The Beatles biographer reveals exclusive original manuscripts of some of the best pop songs ever written

Scrambled eggs and LSD

Behind The Beatles' lyrics - thanks to Hunter Davis's original manuscript copies
'Normcore' fashion: Blending in is the new standing out in latest catwalk non-trend

'Normcore': Blending in is the new standing out

Just when fashion was in grave danger of running out of trends, it only went and invented the non-trend. Rebecca Gonsalves investigates
Dance’s new leading ladies fight back: How female vocalists are now writing their own hits

New leading ladies of dance fight back

How female vocalists are now writing their own hits
Mystery of the Ground Zero wedding photo

A shot in the dark

Mystery of the wedding photo from Ground Zero
His life, the universe and everything

His life, the universe and everything

New biography sheds light on comic genius of Douglas Adams
Save us from small screen superheroes

Save us from small screen superheroes

Shows like Agents of S.H.I.E.L.D are little more than marketing tools
Reach for the skies

Reach for the skies

From pools to football pitches, rooftop living is looking up
These are the 12 best hotel spas in the UK

12 best hotel spas in the UK

Some hotels go all out on facilities; others stand out for the sheer quality of treatments
These Iranian-controlled Shia militias used to specialise in killing American soldiers. Now they are fighting Isis, backed up by US airstrikes

Widespread fear of Isis is producing strange bedfellows

Iranian-controlled Shia militias that used to kill American soldiers are now fighting Isis, helped by US airstrikes
Topshop goes part Athena poster, part last spring Prada

Topshop goes part Athena poster, part last spring Prada

Shoppers don't come to Topshop for the unique
How to make a Lego masterpiece

How to make a Lego masterpiece

Toy breaks out of the nursery and heads for the gallery
Meet the ‘Endies’ – city dwellers who are too poor to have fun

Meet the ‘Endies’ – city dwellers who are too poor to have fun

Urbanites are cursed with an acronym pointing to Employed but No Disposable Income or Savings
Paisley’s decision to make peace with IRA enemies might remind the Arabs of Sadat

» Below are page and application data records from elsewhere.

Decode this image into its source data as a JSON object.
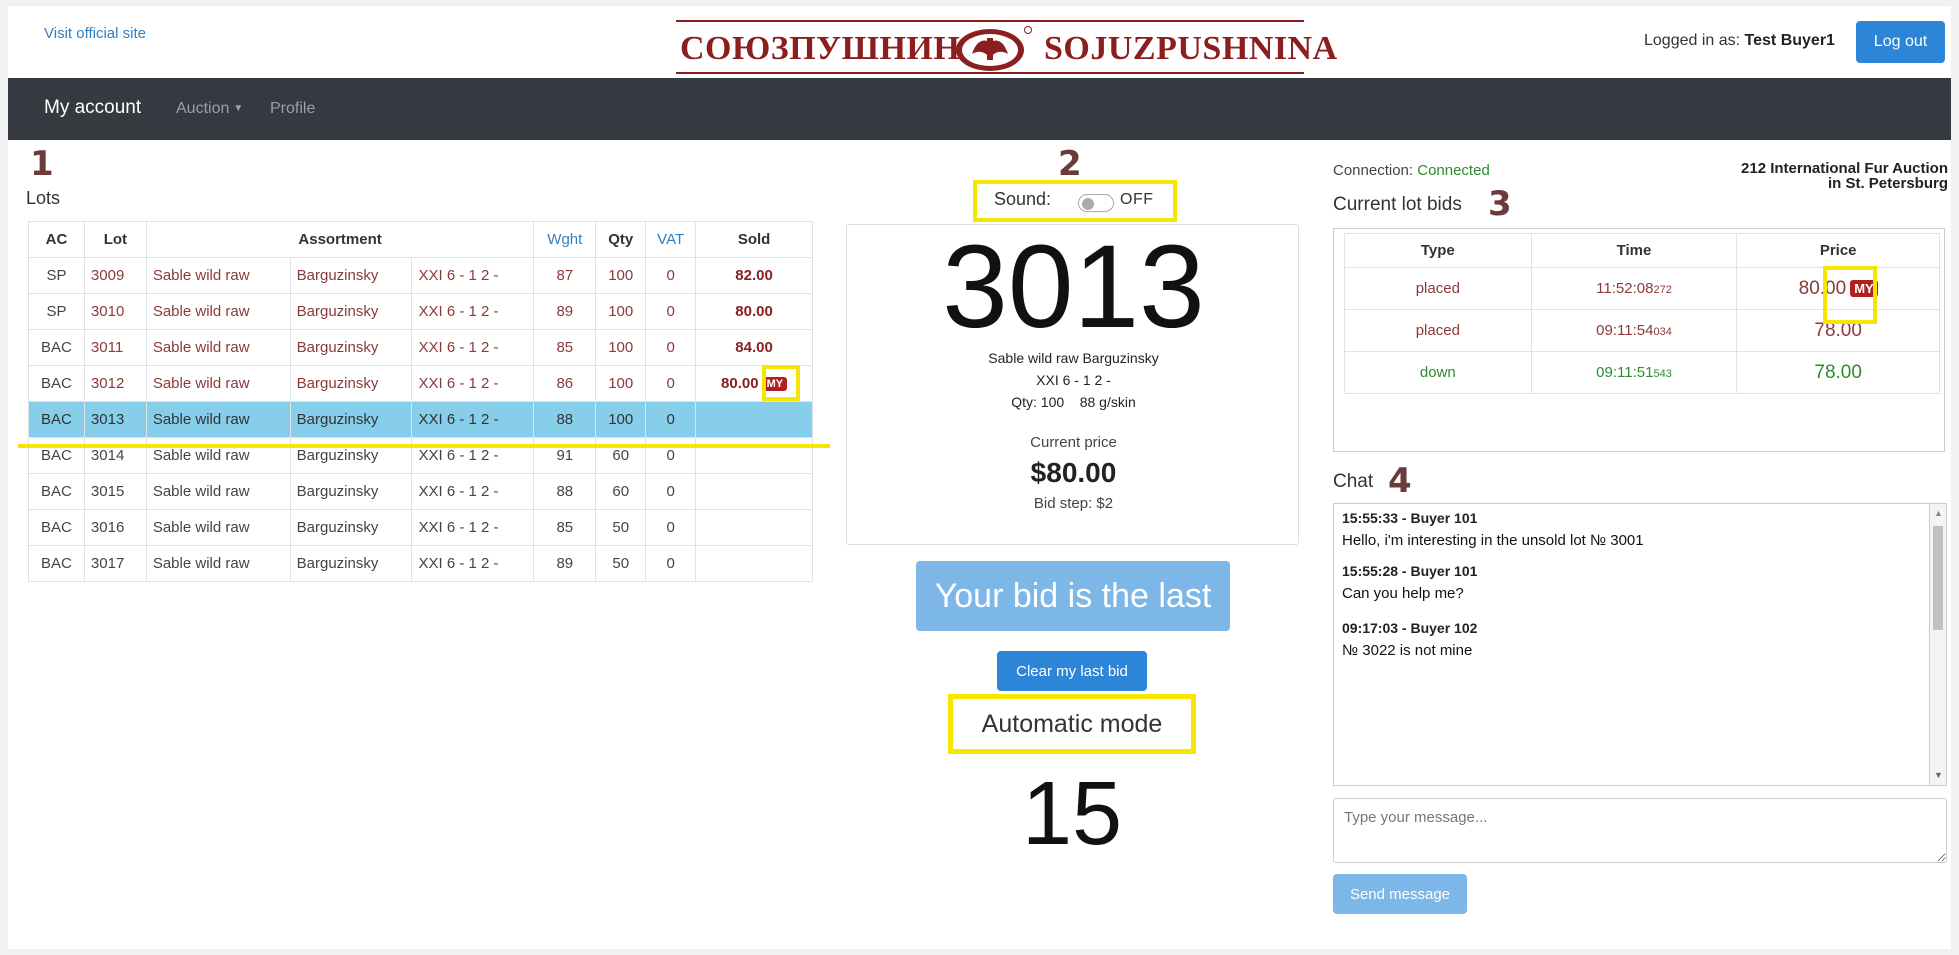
{
  "header": {
    "visit_link": "Visit official site",
    "logo_ru": "СОЮЗПУШНИНА",
    "logo_en": "SOJUZPUSHNINA",
    "logged_in_label": "Logged in as:",
    "user_name": "Test Buyer1",
    "logout": "Log out"
  },
  "nav": {
    "brand": "My account",
    "auction": "Auction",
    "profile": "Profile"
  },
  "annotations": {
    "a1": "1",
    "a2": "2",
    "a3": "3",
    "a4": "4"
  },
  "lots": {
    "title": "Lots",
    "headers": {
      "ac": "AC",
      "lot": "Lot",
      "assortment": "Assortment",
      "wght": "Wght",
      "qty": "Qty",
      "vat": "VAT",
      "sold": "Sold"
    },
    "rows": [
      {
        "ac": "SP",
        "lot": "3009",
        "kind": "Sable wild raw",
        "origin": "Barguzinsky",
        "grade": "XXI 6 - 1 2 -",
        "wght": "87",
        "qty": "100",
        "vat": "0",
        "sold": "82.00",
        "my": ""
      },
      {
        "ac": "SP",
        "lot": "3010",
        "kind": "Sable wild raw",
        "origin": "Barguzinsky",
        "grade": "XXI 6 - 1 2 -",
        "wght": "89",
        "qty": "100",
        "vat": "0",
        "sold": "80.00",
        "my": ""
      },
      {
        "ac": "BAC",
        "lot": "3011",
        "kind": "Sable wild raw",
        "origin": "Barguzinsky",
        "grade": "XXI 6 - 1 2 -",
        "wght": "85",
        "qty": "100",
        "vat": "0",
        "sold": "84.00",
        "my": ""
      },
      {
        "ac": "BAC",
        "lot": "3012",
        "kind": "Sable wild raw",
        "origin": "Barguzinsky",
        "grade": "XXI 6 - 1 2 -",
        "wght": "86",
        "qty": "100",
        "vat": "0",
        "sold": "80.00",
        "my": "MY"
      },
      {
        "ac": "BAC",
        "lot": "3013",
        "kind": "Sable wild raw",
        "origin": "Barguzinsky",
        "grade": "XXI 6 - 1 2 -",
        "wght": "88",
        "qty": "100",
        "vat": "0",
        "sold": "",
        "my": ""
      },
      {
        "ac": "BAC",
        "lot": "3014",
        "kind": "Sable wild raw",
        "origin": "Barguzinsky",
        "grade": "XXI 6 - 1 2 -",
        "wght": "91",
        "qty": "60",
        "vat": "0",
        "sold": "",
        "my": ""
      },
      {
        "ac": "BAC",
        "lot": "3015",
        "kind": "Sable wild raw",
        "origin": "Barguzinsky",
        "grade": "XXI 6 - 1 2 -",
        "wght": "88",
        "qty": "60",
        "vat": "0",
        "sold": "",
        "my": ""
      },
      {
        "ac": "BAC",
        "lot": "3016",
        "kind": "Sable wild raw",
        "origin": "Barguzinsky",
        "grade": "XXI 6 - 1 2 -",
        "wght": "85",
        "qty": "50",
        "vat": "0",
        "sold": "",
        "my": ""
      },
      {
        "ac": "BAC",
        "lot": "3017",
        "kind": "Sable wild raw",
        "origin": "Barguzinsky",
        "grade": "XXI 6 - 1 2 -",
        "wght": "89",
        "qty": "50",
        "vat": "0",
        "sold": "",
        "my": ""
      }
    ]
  },
  "current_lot": {
    "sound_label": "Sound:",
    "sound_state": "OFF",
    "number": "3013",
    "desc_line1": "Sable wild raw Barguzinsky",
    "desc_line2": "XXI 6 - 1 2 -",
    "desc_line3": "Qty: 100    88 g/skin",
    "current_price_label": "Current price",
    "current_price": "$80.00",
    "bid_step": "Bid step: $2",
    "last_bid_button": "Your bid is the last",
    "clear_button": "Clear my last bid",
    "mode": "Automatic mode",
    "countdown": "15"
  },
  "status": {
    "connection_label": "Connection:",
    "connection_value": "Connected",
    "auction_line1": "212 International Fur Auction",
    "auction_line2": "in St. Petersburg"
  },
  "bids": {
    "title": "Current lot bids",
    "headers": {
      "type": "Type",
      "time": "Time",
      "price": "Price"
    },
    "rows": [
      {
        "type": "placed",
        "time": "11:52:08",
        "ms": "272",
        "price": "80.00",
        "my": "MY"
      },
      {
        "type": "placed",
        "time": "09:11:54",
        "ms": "034",
        "price": "78.00",
        "my": ""
      },
      {
        "type": "down",
        "time": "09:11:51",
        "ms": "543",
        "price": "78.00",
        "my": ""
      }
    ]
  },
  "chat": {
    "title": "Chat",
    "messages": [
      {
        "header": "15:55:33 - Buyer 101",
        "text": "Hello, i'm interesting in the unsold lot № 3001"
      },
      {
        "header": "15:55:28 - Buyer 101",
        "text": "Can you help me?"
      },
      {
        "header": "09:17:03 - Buyer 102",
        "text": "№ 3022 is not mine"
      }
    ],
    "placeholder": "Type your message...",
    "send": "Send message"
  },
  "colors": {
    "brand": "#8b1f1f",
    "primary": "#2c85d6",
    "primary_light": "#7db7e8",
    "navbar": "#343a40",
    "highlight": "#f5e500",
    "active_row": "#87ceeb",
    "connected": "#2e8b2e"
  }
}
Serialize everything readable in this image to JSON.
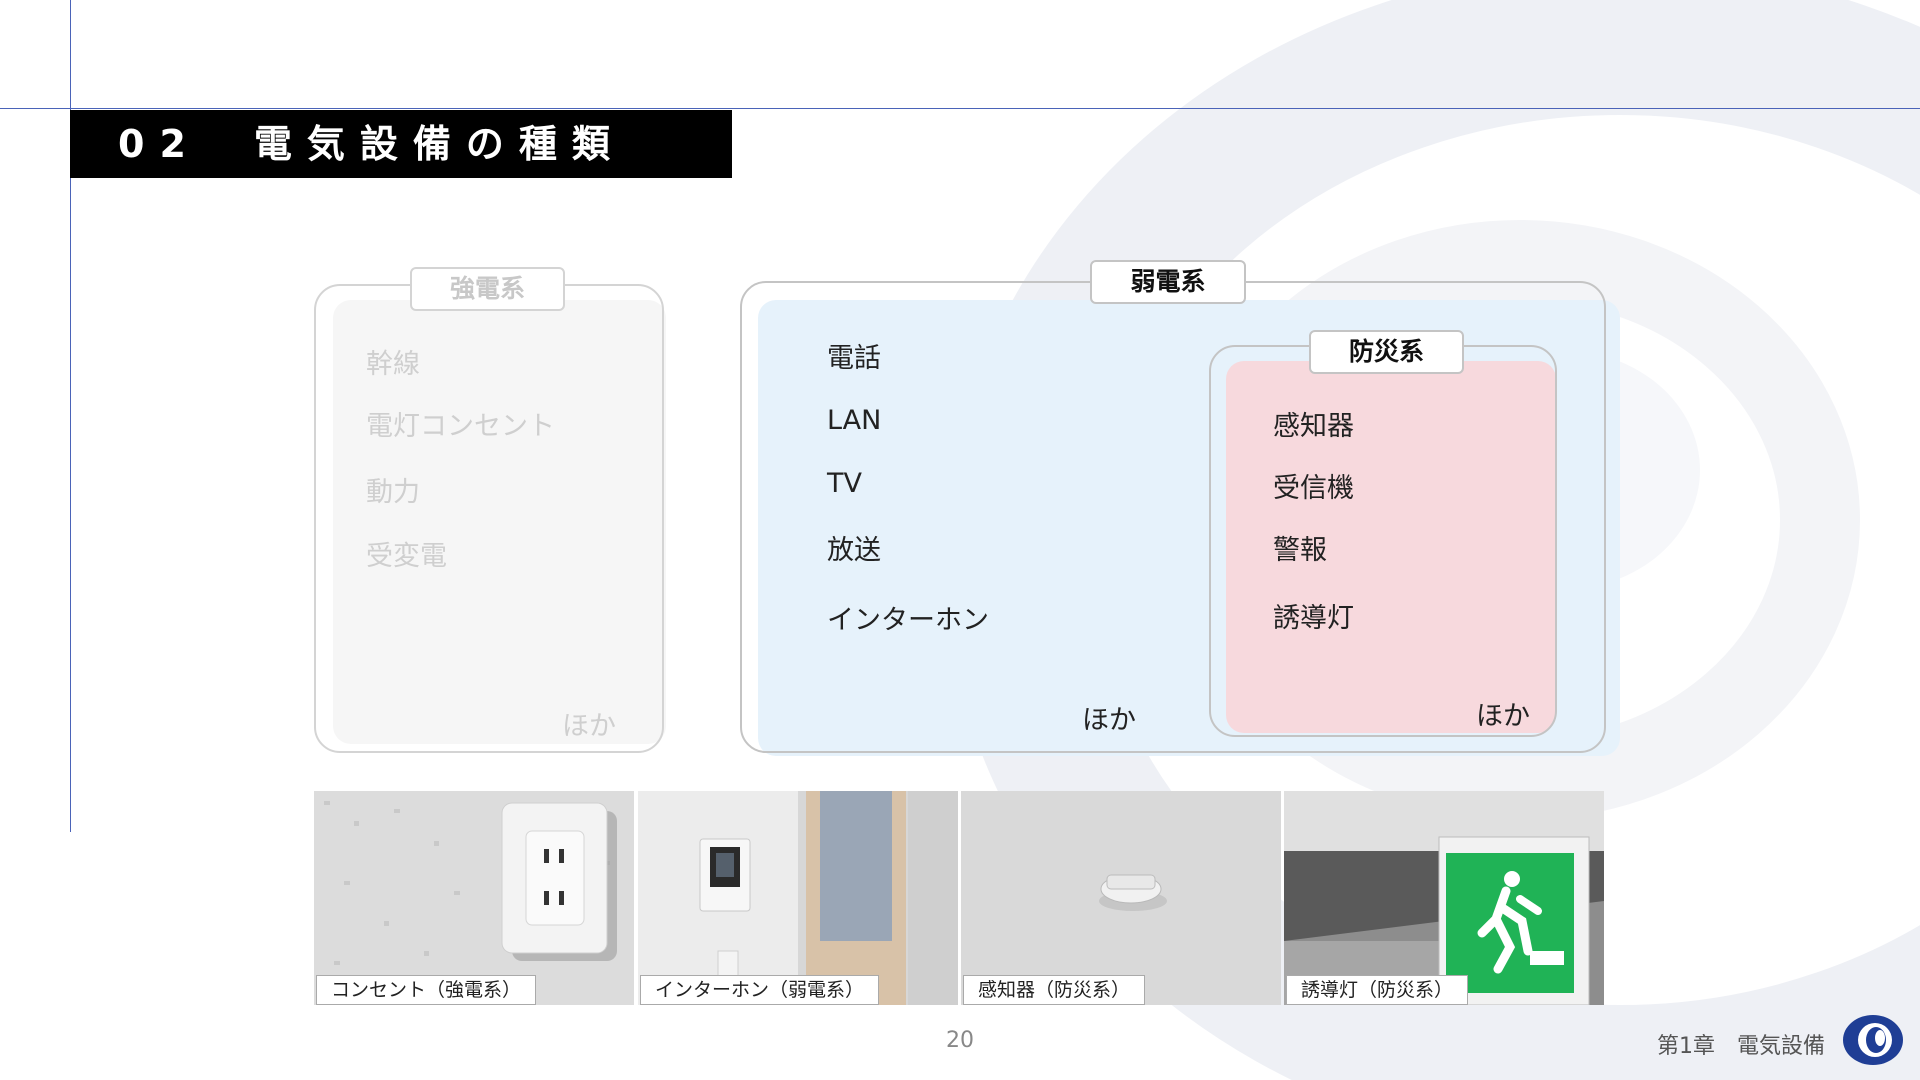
{
  "title": "02　電気設備の種類",
  "strong": {
    "tag": "強電系",
    "items": [
      "幹線",
      "電灯コンセント",
      "動力",
      "受変電"
    ],
    "other": "ほか"
  },
  "weak": {
    "tag": "弱電系",
    "items": [
      "電話",
      "LAN",
      "TV",
      "放送",
      "インターホン"
    ],
    "other": "ほか"
  },
  "disaster": {
    "tag": "防災系",
    "items": [
      "感知器",
      "受信機",
      "警報",
      "誘導灯"
    ],
    "other": "ほか"
  },
  "photos": [
    {
      "caption": "コンセント（強電系）"
    },
    {
      "caption": "インターホン（弱電系）"
    },
    {
      "caption": "感知器（防災系）"
    },
    {
      "caption": "誘導灯（防災系）"
    }
  ],
  "footer": {
    "page": "20",
    "chapter": "第1章　電気設備"
  },
  "colors": {
    "accent_line": "#4a63b8",
    "weak_fill": "#e6f2fb",
    "disaster_fill": "#f7d9dd",
    "title_bar": "#000000"
  }
}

Ian Paisley’s decision to make peace with his IRA enemies

His Save Ulster from Sodomy campaign would surely have been supported by many a Sunni imam